## [TASK OBJECTIVE]
Line by line, give the data again exactly as it appears, but without pictures.

## [RECORDS TO PROCESS]
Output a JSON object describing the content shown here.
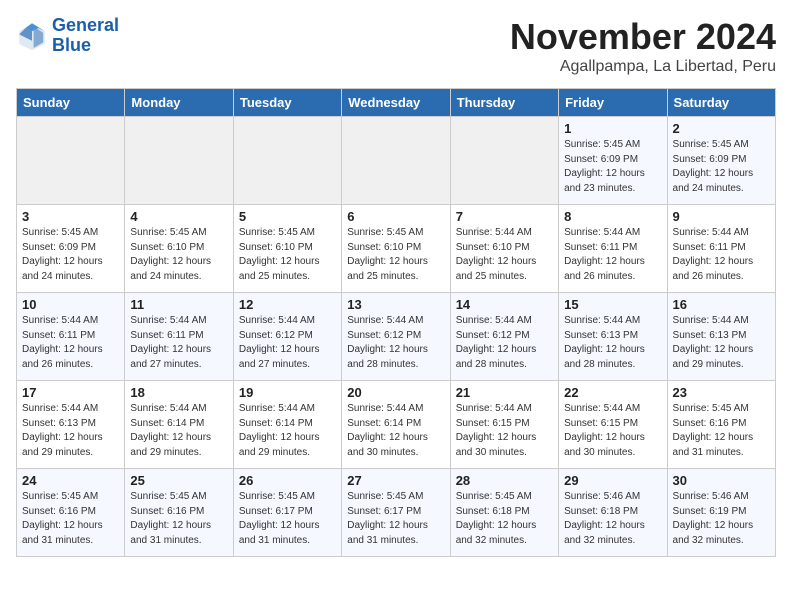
{
  "header": {
    "logo_line1": "General",
    "logo_line2": "Blue",
    "month_title": "November 2024",
    "location": "Agallpampa, La Libertad, Peru"
  },
  "weekdays": [
    "Sunday",
    "Monday",
    "Tuesday",
    "Wednesday",
    "Thursday",
    "Friday",
    "Saturday"
  ],
  "weeks": [
    [
      {
        "day": "",
        "info": ""
      },
      {
        "day": "",
        "info": ""
      },
      {
        "day": "",
        "info": ""
      },
      {
        "day": "",
        "info": ""
      },
      {
        "day": "",
        "info": ""
      },
      {
        "day": "1",
        "info": "Sunrise: 5:45 AM\nSunset: 6:09 PM\nDaylight: 12 hours and 23 minutes."
      },
      {
        "day": "2",
        "info": "Sunrise: 5:45 AM\nSunset: 6:09 PM\nDaylight: 12 hours and 24 minutes."
      }
    ],
    [
      {
        "day": "3",
        "info": "Sunrise: 5:45 AM\nSunset: 6:09 PM\nDaylight: 12 hours and 24 minutes."
      },
      {
        "day": "4",
        "info": "Sunrise: 5:45 AM\nSunset: 6:10 PM\nDaylight: 12 hours and 24 minutes."
      },
      {
        "day": "5",
        "info": "Sunrise: 5:45 AM\nSunset: 6:10 PM\nDaylight: 12 hours and 25 minutes."
      },
      {
        "day": "6",
        "info": "Sunrise: 5:45 AM\nSunset: 6:10 PM\nDaylight: 12 hours and 25 minutes."
      },
      {
        "day": "7",
        "info": "Sunrise: 5:44 AM\nSunset: 6:10 PM\nDaylight: 12 hours and 25 minutes."
      },
      {
        "day": "8",
        "info": "Sunrise: 5:44 AM\nSunset: 6:11 PM\nDaylight: 12 hours and 26 minutes."
      },
      {
        "day": "9",
        "info": "Sunrise: 5:44 AM\nSunset: 6:11 PM\nDaylight: 12 hours and 26 minutes."
      }
    ],
    [
      {
        "day": "10",
        "info": "Sunrise: 5:44 AM\nSunset: 6:11 PM\nDaylight: 12 hours and 26 minutes."
      },
      {
        "day": "11",
        "info": "Sunrise: 5:44 AM\nSunset: 6:11 PM\nDaylight: 12 hours and 27 minutes."
      },
      {
        "day": "12",
        "info": "Sunrise: 5:44 AM\nSunset: 6:12 PM\nDaylight: 12 hours and 27 minutes."
      },
      {
        "day": "13",
        "info": "Sunrise: 5:44 AM\nSunset: 6:12 PM\nDaylight: 12 hours and 28 minutes."
      },
      {
        "day": "14",
        "info": "Sunrise: 5:44 AM\nSunset: 6:12 PM\nDaylight: 12 hours and 28 minutes."
      },
      {
        "day": "15",
        "info": "Sunrise: 5:44 AM\nSunset: 6:13 PM\nDaylight: 12 hours and 28 minutes."
      },
      {
        "day": "16",
        "info": "Sunrise: 5:44 AM\nSunset: 6:13 PM\nDaylight: 12 hours and 29 minutes."
      }
    ],
    [
      {
        "day": "17",
        "info": "Sunrise: 5:44 AM\nSunset: 6:13 PM\nDaylight: 12 hours and 29 minutes."
      },
      {
        "day": "18",
        "info": "Sunrise: 5:44 AM\nSunset: 6:14 PM\nDaylight: 12 hours and 29 minutes."
      },
      {
        "day": "19",
        "info": "Sunrise: 5:44 AM\nSunset: 6:14 PM\nDaylight: 12 hours and 29 minutes."
      },
      {
        "day": "20",
        "info": "Sunrise: 5:44 AM\nSunset: 6:14 PM\nDaylight: 12 hours and 30 minutes."
      },
      {
        "day": "21",
        "info": "Sunrise: 5:44 AM\nSunset: 6:15 PM\nDaylight: 12 hours and 30 minutes."
      },
      {
        "day": "22",
        "info": "Sunrise: 5:44 AM\nSunset: 6:15 PM\nDaylight: 12 hours and 30 minutes."
      },
      {
        "day": "23",
        "info": "Sunrise: 5:45 AM\nSunset: 6:16 PM\nDaylight: 12 hours and 31 minutes."
      }
    ],
    [
      {
        "day": "24",
        "info": "Sunrise: 5:45 AM\nSunset: 6:16 PM\nDaylight: 12 hours and 31 minutes."
      },
      {
        "day": "25",
        "info": "Sunrise: 5:45 AM\nSunset: 6:16 PM\nDaylight: 12 hours and 31 minutes."
      },
      {
        "day": "26",
        "info": "Sunrise: 5:45 AM\nSunset: 6:17 PM\nDaylight: 12 hours and 31 minutes."
      },
      {
        "day": "27",
        "info": "Sunrise: 5:45 AM\nSunset: 6:17 PM\nDaylight: 12 hours and 31 minutes."
      },
      {
        "day": "28",
        "info": "Sunrise: 5:45 AM\nSunset: 6:18 PM\nDaylight: 12 hours and 32 minutes."
      },
      {
        "day": "29",
        "info": "Sunrise: 5:46 AM\nSunset: 6:18 PM\nDaylight: 12 hours and 32 minutes."
      },
      {
        "day": "30",
        "info": "Sunrise: 5:46 AM\nSunset: 6:19 PM\nDaylight: 12 hours and 32 minutes."
      }
    ]
  ]
}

## [ANSWER BOX]
Output a JSON object describing the content shown here.
{
  "header": {
    "logo_line1": "General",
    "logo_line2": "Blue",
    "month_title": "November 2024",
    "location": "Agallpampa, La Libertad, Peru"
  },
  "weekdays": [
    "Sunday",
    "Monday",
    "Tuesday",
    "Wednesday",
    "Thursday",
    "Friday",
    "Saturday"
  ],
  "weeks": [
    [
      {
        "day": "",
        "info": ""
      },
      {
        "day": "",
        "info": ""
      },
      {
        "day": "",
        "info": ""
      },
      {
        "day": "",
        "info": ""
      },
      {
        "day": "",
        "info": ""
      },
      {
        "day": "1",
        "info": "Sunrise: 5:45 AM\nSunset: 6:09 PM\nDaylight: 12 hours and 23 minutes."
      },
      {
        "day": "2",
        "info": "Sunrise: 5:45 AM\nSunset: 6:09 PM\nDaylight: 12 hours and 24 minutes."
      }
    ],
    [
      {
        "day": "3",
        "info": "Sunrise: 5:45 AM\nSunset: 6:09 PM\nDaylight: 12 hours and 24 minutes."
      },
      {
        "day": "4",
        "info": "Sunrise: 5:45 AM\nSunset: 6:10 PM\nDaylight: 12 hours and 24 minutes."
      },
      {
        "day": "5",
        "info": "Sunrise: 5:45 AM\nSunset: 6:10 PM\nDaylight: 12 hours and 25 minutes."
      },
      {
        "day": "6",
        "info": "Sunrise: 5:45 AM\nSunset: 6:10 PM\nDaylight: 12 hours and 25 minutes."
      },
      {
        "day": "7",
        "info": "Sunrise: 5:44 AM\nSunset: 6:10 PM\nDaylight: 12 hours and 25 minutes."
      },
      {
        "day": "8",
        "info": "Sunrise: 5:44 AM\nSunset: 6:11 PM\nDaylight: 12 hours and 26 minutes."
      },
      {
        "day": "9",
        "info": "Sunrise: 5:44 AM\nSunset: 6:11 PM\nDaylight: 12 hours and 26 minutes."
      }
    ],
    [
      {
        "day": "10",
        "info": "Sunrise: 5:44 AM\nSunset: 6:11 PM\nDaylight: 12 hours and 26 minutes."
      },
      {
        "day": "11",
        "info": "Sunrise: 5:44 AM\nSunset: 6:11 PM\nDaylight: 12 hours and 27 minutes."
      },
      {
        "day": "12",
        "info": "Sunrise: 5:44 AM\nSunset: 6:12 PM\nDaylight: 12 hours and 27 minutes."
      },
      {
        "day": "13",
        "info": "Sunrise: 5:44 AM\nSunset: 6:12 PM\nDaylight: 12 hours and 28 minutes."
      },
      {
        "day": "14",
        "info": "Sunrise: 5:44 AM\nSunset: 6:12 PM\nDaylight: 12 hours and 28 minutes."
      },
      {
        "day": "15",
        "info": "Sunrise: 5:44 AM\nSunset: 6:13 PM\nDaylight: 12 hours and 28 minutes."
      },
      {
        "day": "16",
        "info": "Sunrise: 5:44 AM\nSunset: 6:13 PM\nDaylight: 12 hours and 29 minutes."
      }
    ],
    [
      {
        "day": "17",
        "info": "Sunrise: 5:44 AM\nSunset: 6:13 PM\nDaylight: 12 hours and 29 minutes."
      },
      {
        "day": "18",
        "info": "Sunrise: 5:44 AM\nSunset: 6:14 PM\nDaylight: 12 hours and 29 minutes."
      },
      {
        "day": "19",
        "info": "Sunrise: 5:44 AM\nSunset: 6:14 PM\nDaylight: 12 hours and 29 minutes."
      },
      {
        "day": "20",
        "info": "Sunrise: 5:44 AM\nSunset: 6:14 PM\nDaylight: 12 hours and 30 minutes."
      },
      {
        "day": "21",
        "info": "Sunrise: 5:44 AM\nSunset: 6:15 PM\nDaylight: 12 hours and 30 minutes."
      },
      {
        "day": "22",
        "info": "Sunrise: 5:44 AM\nSunset: 6:15 PM\nDaylight: 12 hours and 30 minutes."
      },
      {
        "day": "23",
        "info": "Sunrise: 5:45 AM\nSunset: 6:16 PM\nDaylight: 12 hours and 31 minutes."
      }
    ],
    [
      {
        "day": "24",
        "info": "Sunrise: 5:45 AM\nSunset: 6:16 PM\nDaylight: 12 hours and 31 minutes."
      },
      {
        "day": "25",
        "info": "Sunrise: 5:45 AM\nSunset: 6:16 PM\nDaylight: 12 hours and 31 minutes."
      },
      {
        "day": "26",
        "info": "Sunrise: 5:45 AM\nSunset: 6:17 PM\nDaylight: 12 hours and 31 minutes."
      },
      {
        "day": "27",
        "info": "Sunrise: 5:45 AM\nSunset: 6:17 PM\nDaylight: 12 hours and 31 minutes."
      },
      {
        "day": "28",
        "info": "Sunrise: 5:45 AM\nSunset: 6:18 PM\nDaylight: 12 hours and 32 minutes."
      },
      {
        "day": "29",
        "info": "Sunrise: 5:46 AM\nSunset: 6:18 PM\nDaylight: 12 hours and 32 minutes."
      },
      {
        "day": "30",
        "info": "Sunrise: 5:46 AM\nSunset: 6:19 PM\nDaylight: 12 hours and 32 minutes."
      }
    ]
  ]
}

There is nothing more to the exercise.